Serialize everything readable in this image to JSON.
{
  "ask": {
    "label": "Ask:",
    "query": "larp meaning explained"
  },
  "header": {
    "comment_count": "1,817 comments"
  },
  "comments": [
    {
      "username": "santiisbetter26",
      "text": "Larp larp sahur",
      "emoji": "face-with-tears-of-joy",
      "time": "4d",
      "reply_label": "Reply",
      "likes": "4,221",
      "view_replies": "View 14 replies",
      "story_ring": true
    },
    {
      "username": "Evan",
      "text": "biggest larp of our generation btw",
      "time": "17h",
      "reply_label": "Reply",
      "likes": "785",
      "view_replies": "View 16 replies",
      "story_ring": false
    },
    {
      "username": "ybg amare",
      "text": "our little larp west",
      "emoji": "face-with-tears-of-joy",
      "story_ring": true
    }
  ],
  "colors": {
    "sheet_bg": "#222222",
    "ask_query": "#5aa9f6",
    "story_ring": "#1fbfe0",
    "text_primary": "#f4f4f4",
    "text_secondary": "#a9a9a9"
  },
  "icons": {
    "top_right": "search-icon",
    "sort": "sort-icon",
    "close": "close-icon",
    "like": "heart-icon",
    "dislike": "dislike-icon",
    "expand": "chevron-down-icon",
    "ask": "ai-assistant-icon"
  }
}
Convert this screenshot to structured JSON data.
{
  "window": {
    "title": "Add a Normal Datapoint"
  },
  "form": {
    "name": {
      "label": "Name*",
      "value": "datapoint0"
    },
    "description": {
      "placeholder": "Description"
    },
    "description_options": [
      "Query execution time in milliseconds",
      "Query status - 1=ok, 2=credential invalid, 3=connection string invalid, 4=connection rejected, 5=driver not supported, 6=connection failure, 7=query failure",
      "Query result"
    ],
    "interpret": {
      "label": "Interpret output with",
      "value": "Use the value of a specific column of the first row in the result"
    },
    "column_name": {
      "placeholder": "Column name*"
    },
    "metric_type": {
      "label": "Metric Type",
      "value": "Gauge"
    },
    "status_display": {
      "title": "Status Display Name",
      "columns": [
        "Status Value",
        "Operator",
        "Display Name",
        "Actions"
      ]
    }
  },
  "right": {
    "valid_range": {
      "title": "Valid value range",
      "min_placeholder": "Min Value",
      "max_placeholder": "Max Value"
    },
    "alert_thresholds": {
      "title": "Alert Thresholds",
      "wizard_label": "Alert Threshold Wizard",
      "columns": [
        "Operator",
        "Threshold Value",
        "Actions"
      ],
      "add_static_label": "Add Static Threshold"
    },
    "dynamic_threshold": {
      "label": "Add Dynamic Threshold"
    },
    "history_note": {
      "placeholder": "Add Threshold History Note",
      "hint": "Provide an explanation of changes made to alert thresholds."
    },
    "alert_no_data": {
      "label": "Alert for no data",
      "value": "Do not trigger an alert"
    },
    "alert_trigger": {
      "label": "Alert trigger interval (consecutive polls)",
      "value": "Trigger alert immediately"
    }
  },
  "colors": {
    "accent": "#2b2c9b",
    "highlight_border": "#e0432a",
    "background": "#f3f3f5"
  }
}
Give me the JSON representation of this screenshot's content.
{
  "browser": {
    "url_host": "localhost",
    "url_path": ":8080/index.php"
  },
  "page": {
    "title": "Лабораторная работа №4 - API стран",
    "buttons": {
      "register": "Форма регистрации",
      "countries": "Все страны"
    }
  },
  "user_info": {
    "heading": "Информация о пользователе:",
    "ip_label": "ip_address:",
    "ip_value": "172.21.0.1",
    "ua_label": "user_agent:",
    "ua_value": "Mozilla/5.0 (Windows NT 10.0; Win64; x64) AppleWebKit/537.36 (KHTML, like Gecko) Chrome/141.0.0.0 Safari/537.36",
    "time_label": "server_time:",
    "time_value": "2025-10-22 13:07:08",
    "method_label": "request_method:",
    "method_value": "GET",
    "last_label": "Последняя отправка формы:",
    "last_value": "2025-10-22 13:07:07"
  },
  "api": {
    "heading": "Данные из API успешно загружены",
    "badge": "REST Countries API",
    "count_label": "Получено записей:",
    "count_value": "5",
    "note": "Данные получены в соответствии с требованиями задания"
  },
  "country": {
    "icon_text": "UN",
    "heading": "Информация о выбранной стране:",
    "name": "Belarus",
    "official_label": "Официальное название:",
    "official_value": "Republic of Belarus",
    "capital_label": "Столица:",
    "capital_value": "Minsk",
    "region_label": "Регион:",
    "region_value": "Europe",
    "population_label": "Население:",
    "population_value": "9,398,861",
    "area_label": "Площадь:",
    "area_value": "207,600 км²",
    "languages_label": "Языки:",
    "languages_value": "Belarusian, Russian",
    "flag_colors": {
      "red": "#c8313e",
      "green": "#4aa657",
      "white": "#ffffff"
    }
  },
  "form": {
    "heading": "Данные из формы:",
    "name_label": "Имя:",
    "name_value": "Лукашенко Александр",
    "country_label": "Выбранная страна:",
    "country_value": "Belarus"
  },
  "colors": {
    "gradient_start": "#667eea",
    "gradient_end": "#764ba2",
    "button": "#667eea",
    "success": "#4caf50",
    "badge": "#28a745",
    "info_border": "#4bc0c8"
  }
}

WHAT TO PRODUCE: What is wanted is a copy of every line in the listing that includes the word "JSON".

ANSWER BOX:
Serialize everything readable in this image to JSON.
Convert this screenshot to structured JSON data.
Give me the JSON representation of this screenshot's content.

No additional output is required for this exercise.